That’s apparently enough for Donuts to say it has fulfilled the part of its ICANN contract that says it has to carry out a “review of Eligibility prior to completion of all registrations.”

Under its previous ownership, .travel required registrars to bounce their customers to the registry web site to obtain an authentication code during the registration process.

.travel names are still pretty pricey — GoDaddy was going to hit me with a bill of over $110 before I abandoned my cart, and that was just a year-one promotional price.

The gTLD peaked at 215,000 domains 10 years ago but now sits at under 18,000, having seen slight declines every month for the past five years.

.pro now open to all

Kevin Murphy, November 16, 2015, Domain Registries

Afilias today made the .pro gTLD available to anyone, regardless of their professional qualifications.

The previously restricted TLD was able to do so as a result of its six-week-old contract with ICANN, which loosened many of the conditions former registry RegistryPro originally agreed to when the TLD was delegated 13 years ago.

Under the original Registry Agreements, RegistryPro — since acquired by Afilias — had to verify the professional credentials of potential registrants.

Now that .pro has been brought under something that looks a lot like the 2012 new gTLD RA, it’s pretty much a free-for-all.

The registry said in a press release:

despite demand from registrants and registrars alike, .PRO names have historically been denied to professionals from a wide range of fields such as policemen, firefighters, journalists, programmers, artists, writers, and many others.

In my personal experience, it has been possible to register a .pro domain without providing credentials. I’ve been paying for one for a few years, though I’ve been unable to actually use it.

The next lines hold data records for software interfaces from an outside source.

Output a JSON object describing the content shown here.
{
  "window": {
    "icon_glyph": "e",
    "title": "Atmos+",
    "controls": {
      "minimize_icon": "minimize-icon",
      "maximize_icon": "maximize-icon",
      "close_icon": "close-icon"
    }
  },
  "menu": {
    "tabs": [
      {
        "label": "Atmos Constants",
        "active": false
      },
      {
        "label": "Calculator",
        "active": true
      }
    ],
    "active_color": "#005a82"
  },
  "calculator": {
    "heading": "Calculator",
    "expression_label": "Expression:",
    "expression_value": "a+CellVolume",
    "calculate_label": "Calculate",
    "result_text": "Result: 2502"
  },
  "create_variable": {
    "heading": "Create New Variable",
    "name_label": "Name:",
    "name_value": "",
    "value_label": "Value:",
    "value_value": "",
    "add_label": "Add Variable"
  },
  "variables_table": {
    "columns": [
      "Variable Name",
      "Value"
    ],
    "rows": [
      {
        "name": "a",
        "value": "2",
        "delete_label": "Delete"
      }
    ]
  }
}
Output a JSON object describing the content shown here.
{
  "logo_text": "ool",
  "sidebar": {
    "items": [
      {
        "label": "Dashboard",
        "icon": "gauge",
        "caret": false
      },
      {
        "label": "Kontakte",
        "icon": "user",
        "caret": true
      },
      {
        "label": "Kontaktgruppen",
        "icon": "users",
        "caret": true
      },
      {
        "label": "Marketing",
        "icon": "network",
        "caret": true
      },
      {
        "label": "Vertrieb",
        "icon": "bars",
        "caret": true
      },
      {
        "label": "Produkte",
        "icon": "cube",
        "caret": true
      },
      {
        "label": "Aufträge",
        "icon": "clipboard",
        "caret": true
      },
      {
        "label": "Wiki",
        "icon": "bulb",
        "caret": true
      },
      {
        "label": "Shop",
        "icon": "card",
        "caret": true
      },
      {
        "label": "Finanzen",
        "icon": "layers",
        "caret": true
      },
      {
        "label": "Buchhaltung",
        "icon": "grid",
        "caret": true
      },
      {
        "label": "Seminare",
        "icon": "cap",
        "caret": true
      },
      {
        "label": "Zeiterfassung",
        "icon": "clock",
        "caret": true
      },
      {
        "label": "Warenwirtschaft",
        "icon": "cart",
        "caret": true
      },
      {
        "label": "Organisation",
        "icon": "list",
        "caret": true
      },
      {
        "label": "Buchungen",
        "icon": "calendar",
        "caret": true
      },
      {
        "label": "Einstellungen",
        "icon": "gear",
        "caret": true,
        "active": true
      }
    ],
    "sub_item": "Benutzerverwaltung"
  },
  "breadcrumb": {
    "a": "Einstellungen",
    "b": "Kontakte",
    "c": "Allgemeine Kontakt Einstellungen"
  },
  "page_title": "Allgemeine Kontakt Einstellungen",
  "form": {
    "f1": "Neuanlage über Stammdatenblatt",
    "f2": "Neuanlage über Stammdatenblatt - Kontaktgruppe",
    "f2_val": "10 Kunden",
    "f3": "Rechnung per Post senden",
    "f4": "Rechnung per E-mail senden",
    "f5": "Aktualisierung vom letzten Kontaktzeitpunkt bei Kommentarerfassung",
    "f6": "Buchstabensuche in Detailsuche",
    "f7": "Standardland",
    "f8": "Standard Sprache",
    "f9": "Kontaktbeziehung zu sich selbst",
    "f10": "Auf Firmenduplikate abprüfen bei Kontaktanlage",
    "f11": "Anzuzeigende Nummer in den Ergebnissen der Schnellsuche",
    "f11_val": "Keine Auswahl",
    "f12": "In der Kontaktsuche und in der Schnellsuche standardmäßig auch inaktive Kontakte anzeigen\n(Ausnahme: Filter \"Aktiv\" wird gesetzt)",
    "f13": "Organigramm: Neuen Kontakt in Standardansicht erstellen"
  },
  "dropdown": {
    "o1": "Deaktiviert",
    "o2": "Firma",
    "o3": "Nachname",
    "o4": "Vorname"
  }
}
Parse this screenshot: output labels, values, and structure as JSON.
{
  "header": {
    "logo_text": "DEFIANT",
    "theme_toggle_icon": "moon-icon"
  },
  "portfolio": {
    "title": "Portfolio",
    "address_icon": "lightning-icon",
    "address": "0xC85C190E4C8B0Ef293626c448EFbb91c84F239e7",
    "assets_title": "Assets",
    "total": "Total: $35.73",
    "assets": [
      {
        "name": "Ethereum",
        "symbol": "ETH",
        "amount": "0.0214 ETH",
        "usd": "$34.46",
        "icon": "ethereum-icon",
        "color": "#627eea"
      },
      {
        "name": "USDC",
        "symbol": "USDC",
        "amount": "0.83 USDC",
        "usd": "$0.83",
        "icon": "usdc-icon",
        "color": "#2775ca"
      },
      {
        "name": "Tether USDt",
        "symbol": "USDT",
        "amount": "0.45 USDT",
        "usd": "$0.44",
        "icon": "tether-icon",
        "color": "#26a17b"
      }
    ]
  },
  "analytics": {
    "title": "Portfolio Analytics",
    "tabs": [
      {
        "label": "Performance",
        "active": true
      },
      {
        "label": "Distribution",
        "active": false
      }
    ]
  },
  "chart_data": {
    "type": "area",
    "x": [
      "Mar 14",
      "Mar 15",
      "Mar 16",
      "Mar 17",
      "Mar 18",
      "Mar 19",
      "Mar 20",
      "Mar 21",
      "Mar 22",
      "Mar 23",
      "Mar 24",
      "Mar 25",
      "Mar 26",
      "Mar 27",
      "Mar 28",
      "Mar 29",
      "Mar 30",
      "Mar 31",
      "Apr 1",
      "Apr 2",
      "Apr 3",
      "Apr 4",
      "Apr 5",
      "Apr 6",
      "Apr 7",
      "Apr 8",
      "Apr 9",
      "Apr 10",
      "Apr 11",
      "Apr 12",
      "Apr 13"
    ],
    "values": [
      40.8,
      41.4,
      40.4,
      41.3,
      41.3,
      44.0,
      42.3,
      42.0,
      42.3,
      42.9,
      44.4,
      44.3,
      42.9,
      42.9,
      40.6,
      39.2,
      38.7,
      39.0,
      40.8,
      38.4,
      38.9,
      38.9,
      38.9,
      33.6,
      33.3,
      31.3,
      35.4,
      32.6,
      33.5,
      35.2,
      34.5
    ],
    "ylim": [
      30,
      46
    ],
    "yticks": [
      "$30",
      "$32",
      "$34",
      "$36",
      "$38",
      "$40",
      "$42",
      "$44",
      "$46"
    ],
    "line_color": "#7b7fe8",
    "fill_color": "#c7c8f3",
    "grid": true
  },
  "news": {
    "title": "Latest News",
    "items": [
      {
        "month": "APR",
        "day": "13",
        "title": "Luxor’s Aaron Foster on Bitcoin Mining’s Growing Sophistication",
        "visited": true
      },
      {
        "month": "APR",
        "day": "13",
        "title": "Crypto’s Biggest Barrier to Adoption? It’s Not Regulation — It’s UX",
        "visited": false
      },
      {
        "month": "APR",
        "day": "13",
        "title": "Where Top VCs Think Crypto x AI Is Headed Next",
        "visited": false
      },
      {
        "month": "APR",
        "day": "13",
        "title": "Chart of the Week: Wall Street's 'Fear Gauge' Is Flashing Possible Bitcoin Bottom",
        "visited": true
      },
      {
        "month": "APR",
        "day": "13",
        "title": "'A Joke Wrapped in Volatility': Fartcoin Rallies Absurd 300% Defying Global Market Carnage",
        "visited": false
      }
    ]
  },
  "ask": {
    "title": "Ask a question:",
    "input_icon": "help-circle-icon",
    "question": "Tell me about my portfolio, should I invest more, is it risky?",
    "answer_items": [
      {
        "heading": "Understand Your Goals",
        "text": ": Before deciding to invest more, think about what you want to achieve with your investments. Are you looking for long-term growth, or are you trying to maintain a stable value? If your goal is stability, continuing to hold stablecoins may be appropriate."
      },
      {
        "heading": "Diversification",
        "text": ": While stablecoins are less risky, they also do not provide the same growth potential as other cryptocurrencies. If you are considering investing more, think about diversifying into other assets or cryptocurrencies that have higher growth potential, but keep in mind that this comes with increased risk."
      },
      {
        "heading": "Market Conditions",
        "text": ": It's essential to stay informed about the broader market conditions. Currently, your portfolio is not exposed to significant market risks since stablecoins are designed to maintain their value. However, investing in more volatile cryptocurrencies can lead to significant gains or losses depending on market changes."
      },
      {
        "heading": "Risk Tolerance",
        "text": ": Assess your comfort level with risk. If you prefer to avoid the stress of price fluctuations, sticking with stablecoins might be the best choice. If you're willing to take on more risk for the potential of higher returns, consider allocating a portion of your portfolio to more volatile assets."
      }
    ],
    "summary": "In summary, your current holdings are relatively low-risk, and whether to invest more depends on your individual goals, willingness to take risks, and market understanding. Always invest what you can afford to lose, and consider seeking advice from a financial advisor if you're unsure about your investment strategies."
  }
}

The gTLD was approved in the original, first round of new gTLD applications, back in 2000.

Part of the original deal was that it would be restricted to three classes of professions — lawyer, doctor, accountant — and only available to buy at the third level.

The third-level limitation was lifted many years ago, but .pro continued to be restricted to people who could show a credential.

However, even as recently as 2012 then-RegistryPro-CEO Karim Jiwani was telling DI that the secret to growth was more restrictions, not less.

He’s no longer with the company.

.pro’s registration numbers have have been suffering the last few years.

The registry peaked at roughly 160,000 names in July 2012, and has been on a downward track ever since. It started this July with about 122,000 registrations.

As part of its new deal with ICANN, Afilias no longer has price caps — previously set around .com prices — and has had to implement some of the provisions of the new gTLD Registry Agreement.

One such provision is the Uniform Rapid Suspension policy, which continues to cause controversy in the industry.